WHAT TO DO :: Check every line below, and copy those that include "name".

MATERIAL FOR THIS EXERCISE ::
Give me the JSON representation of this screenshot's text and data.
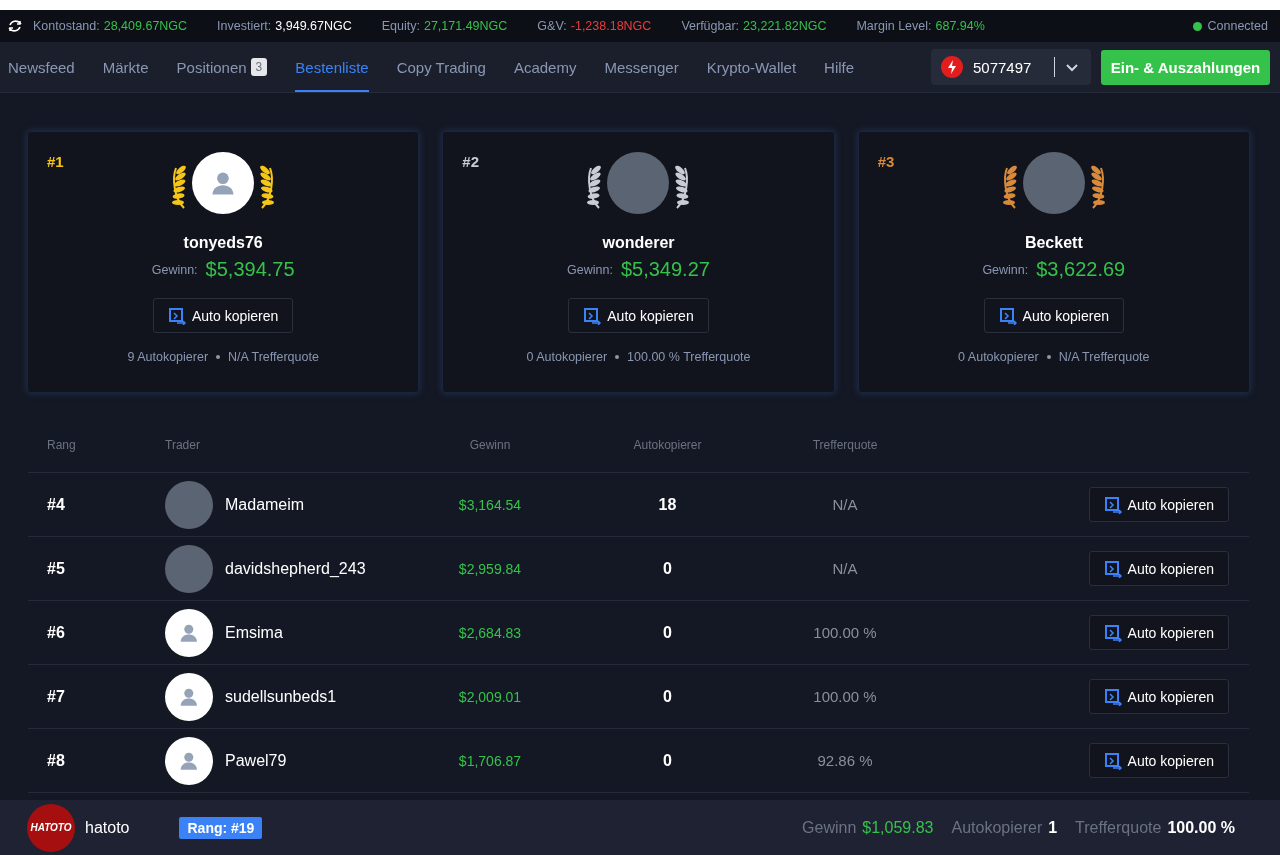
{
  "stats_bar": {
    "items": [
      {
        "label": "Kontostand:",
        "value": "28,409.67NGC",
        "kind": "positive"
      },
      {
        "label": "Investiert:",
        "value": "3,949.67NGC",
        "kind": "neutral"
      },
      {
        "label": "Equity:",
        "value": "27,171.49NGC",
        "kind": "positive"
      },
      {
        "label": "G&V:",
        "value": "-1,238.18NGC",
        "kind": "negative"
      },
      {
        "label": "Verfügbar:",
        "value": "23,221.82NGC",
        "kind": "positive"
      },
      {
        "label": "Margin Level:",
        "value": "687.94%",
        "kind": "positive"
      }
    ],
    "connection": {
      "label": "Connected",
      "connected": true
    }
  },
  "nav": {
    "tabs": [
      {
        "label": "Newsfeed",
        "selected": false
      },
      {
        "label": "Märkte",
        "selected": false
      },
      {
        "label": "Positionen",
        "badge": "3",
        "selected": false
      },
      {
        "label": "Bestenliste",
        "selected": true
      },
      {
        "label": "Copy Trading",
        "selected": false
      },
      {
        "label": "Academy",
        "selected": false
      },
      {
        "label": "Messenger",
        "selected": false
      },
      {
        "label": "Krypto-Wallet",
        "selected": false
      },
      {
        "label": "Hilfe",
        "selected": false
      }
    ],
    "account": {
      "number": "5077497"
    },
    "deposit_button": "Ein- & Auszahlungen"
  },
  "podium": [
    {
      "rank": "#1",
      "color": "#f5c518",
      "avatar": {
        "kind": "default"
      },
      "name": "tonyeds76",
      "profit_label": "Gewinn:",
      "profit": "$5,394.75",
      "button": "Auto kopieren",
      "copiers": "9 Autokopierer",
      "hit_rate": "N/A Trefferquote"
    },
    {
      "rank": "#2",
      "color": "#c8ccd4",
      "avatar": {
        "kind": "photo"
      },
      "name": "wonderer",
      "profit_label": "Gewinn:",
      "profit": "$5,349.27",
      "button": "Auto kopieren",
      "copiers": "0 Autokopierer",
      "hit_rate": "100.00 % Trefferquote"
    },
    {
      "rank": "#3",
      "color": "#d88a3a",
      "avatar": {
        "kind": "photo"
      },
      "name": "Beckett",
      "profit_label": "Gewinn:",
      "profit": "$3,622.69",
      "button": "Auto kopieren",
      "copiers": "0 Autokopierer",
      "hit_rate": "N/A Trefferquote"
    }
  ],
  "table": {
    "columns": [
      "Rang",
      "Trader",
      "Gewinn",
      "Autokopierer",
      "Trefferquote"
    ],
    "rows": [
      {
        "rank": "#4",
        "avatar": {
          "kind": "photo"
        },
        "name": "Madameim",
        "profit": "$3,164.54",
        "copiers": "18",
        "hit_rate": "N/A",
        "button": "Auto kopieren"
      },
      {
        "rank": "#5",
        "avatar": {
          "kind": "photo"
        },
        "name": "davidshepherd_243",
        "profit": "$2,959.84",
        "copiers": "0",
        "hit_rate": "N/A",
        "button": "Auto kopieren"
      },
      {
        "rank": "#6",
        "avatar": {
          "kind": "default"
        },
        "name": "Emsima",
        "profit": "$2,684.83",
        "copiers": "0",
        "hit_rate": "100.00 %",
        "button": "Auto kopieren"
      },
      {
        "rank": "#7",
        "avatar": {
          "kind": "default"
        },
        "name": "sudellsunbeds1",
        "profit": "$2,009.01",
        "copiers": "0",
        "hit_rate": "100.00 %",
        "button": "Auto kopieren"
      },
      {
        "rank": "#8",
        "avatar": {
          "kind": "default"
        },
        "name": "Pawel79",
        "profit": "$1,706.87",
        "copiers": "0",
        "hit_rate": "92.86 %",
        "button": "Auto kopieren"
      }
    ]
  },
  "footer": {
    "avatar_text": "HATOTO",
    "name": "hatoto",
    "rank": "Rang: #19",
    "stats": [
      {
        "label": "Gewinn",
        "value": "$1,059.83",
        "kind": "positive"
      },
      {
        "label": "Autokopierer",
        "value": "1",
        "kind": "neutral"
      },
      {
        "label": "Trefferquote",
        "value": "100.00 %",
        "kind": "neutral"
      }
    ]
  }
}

THE COMPLETED TASK ::
      "name": "tonyeds76",
      "name": "wonderer",
      "name": "Beckett",
        "name": "Madameim",
        "name": "davidshepherd_243",
        "name": "Emsima",
        "name": "sudellsunbeds1",
        "name": "Pawel79",
    "name": "hatoto",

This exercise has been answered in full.